Month-end Check: Biotech study topics in Nature-October

Gene-editing record smashed in pigs
For a long time, scientists are working to create a steady supply of human organs for transplantation by growing them in pigs. But concerns about rejection by the human immune system and infection by viruses embedded in the pig genome have stymied research. In a current research, by modifying more than 60 genes in pig embryos-ten times than have been edited in other animal. Researchers believe they might have produced a suitable non-human organ supplier.

Scientists hope to attract millions to ‘DNA.LAND’
Scientists in the field of genetics have launched a project to test whether they can study millions of genomes-without collecting a drop of blood or tube of spit themselves. The project, DNA.LAND is aimed to entice people who have already had their genomes analysed by some consumer genetics companies to share that data, thus allowing the project scientists to study the information.

Diagnostic developers target antibiotic resistance
There is always a situation that when the patients coming into the clinic with a cough and sore throat, it’s always had to decide whether the infection is bacterial or viral. This however, is the key reason for antibiotic resistance for many clinicians prescribe antibiotics without really knowing if the drugs are necessary. In this very study, a team of scientists has collected evidence to suggest that by tracking the genetic signature of a patient’s immune response to infection, they will be able to distinguish bacterial infections from other sources of illness.

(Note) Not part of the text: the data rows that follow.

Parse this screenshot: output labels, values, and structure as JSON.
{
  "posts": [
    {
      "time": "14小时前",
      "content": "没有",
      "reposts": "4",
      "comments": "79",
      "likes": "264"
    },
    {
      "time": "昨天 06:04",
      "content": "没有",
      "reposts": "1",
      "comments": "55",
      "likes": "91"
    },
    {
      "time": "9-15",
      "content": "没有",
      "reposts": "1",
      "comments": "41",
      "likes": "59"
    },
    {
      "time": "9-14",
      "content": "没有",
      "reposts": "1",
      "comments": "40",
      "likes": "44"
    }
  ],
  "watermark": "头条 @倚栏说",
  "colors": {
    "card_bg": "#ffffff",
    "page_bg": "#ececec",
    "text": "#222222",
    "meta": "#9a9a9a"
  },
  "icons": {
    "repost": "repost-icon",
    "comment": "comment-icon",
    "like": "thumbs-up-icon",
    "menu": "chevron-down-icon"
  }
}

CRISPR tweak may help gene-edited crops bypass biosafety regulation
“A twist on a revolutionary gene-editing technique may make it possible to modify plant genomes while sidestepping national biosafety regulations, South Korean researchers say.” plant scientists have been quick to experiment with popular CRISPR/Cas9 technique that uses an enzyme-Cas9, guided by two RNA strands to precisely cut segments of DNA in a genome. By disabling specific genes in wheat and rice, for instance, the researchers hope to make disease-resistant strains of the corps.


Leave a Reply

Your email address will not be published. Required fields are marked *